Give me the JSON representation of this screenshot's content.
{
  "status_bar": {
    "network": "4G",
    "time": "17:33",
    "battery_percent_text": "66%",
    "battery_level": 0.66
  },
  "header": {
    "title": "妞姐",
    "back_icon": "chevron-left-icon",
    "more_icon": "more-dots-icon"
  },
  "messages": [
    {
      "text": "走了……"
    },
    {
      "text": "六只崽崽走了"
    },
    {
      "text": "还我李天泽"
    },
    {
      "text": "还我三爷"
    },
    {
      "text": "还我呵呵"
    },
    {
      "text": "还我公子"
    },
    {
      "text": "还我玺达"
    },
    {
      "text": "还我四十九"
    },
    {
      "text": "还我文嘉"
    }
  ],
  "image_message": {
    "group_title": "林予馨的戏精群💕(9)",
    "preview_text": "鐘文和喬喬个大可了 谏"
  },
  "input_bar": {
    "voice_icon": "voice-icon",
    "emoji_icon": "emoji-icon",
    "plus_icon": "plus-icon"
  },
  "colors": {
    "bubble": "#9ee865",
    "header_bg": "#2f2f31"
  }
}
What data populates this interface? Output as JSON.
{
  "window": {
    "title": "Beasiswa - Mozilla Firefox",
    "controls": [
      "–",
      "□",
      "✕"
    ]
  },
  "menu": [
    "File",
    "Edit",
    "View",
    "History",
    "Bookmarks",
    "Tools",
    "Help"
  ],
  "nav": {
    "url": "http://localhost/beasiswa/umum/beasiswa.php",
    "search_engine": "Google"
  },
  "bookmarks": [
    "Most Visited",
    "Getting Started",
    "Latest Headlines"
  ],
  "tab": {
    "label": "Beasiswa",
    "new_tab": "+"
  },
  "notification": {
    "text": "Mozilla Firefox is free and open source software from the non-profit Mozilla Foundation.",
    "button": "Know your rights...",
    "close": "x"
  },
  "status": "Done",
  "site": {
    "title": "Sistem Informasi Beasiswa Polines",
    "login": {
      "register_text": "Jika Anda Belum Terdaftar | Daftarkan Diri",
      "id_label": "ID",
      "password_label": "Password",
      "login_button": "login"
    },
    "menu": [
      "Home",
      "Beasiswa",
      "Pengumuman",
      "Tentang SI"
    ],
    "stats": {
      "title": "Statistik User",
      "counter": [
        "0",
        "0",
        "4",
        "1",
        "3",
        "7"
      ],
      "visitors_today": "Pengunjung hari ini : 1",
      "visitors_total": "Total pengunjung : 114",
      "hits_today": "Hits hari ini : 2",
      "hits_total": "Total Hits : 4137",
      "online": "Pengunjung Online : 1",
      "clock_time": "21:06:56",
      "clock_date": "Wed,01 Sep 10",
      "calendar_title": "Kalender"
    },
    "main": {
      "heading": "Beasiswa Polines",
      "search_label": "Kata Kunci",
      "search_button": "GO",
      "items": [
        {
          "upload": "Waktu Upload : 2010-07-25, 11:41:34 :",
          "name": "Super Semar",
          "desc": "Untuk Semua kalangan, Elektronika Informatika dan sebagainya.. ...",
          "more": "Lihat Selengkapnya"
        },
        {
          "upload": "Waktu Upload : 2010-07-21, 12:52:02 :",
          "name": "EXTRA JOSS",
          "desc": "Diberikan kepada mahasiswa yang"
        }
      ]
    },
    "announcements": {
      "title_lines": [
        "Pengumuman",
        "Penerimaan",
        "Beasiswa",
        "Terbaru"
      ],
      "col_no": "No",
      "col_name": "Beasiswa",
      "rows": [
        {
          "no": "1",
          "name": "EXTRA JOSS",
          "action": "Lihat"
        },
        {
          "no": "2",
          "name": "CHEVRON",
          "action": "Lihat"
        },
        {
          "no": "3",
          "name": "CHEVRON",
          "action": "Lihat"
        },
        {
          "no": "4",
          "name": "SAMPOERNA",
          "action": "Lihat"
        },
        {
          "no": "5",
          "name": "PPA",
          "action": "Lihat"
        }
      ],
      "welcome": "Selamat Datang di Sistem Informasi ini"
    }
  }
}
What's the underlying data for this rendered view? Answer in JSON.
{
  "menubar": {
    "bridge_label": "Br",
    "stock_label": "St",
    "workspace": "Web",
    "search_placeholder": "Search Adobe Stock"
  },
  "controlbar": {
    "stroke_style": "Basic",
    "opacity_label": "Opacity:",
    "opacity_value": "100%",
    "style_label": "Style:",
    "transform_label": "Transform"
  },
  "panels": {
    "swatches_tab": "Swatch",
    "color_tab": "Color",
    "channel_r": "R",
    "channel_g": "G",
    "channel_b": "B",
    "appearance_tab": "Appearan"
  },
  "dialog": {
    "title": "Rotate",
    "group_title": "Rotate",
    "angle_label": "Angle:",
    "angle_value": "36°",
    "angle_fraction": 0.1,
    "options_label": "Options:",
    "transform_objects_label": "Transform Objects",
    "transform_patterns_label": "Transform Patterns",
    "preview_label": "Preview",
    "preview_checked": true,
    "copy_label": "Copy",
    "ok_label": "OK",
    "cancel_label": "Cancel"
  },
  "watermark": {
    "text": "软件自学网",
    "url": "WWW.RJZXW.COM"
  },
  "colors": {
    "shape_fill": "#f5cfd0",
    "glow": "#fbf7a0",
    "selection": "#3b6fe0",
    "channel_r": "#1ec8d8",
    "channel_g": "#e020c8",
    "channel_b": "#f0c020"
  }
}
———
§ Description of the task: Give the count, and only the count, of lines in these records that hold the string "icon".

§ Exercise response: 5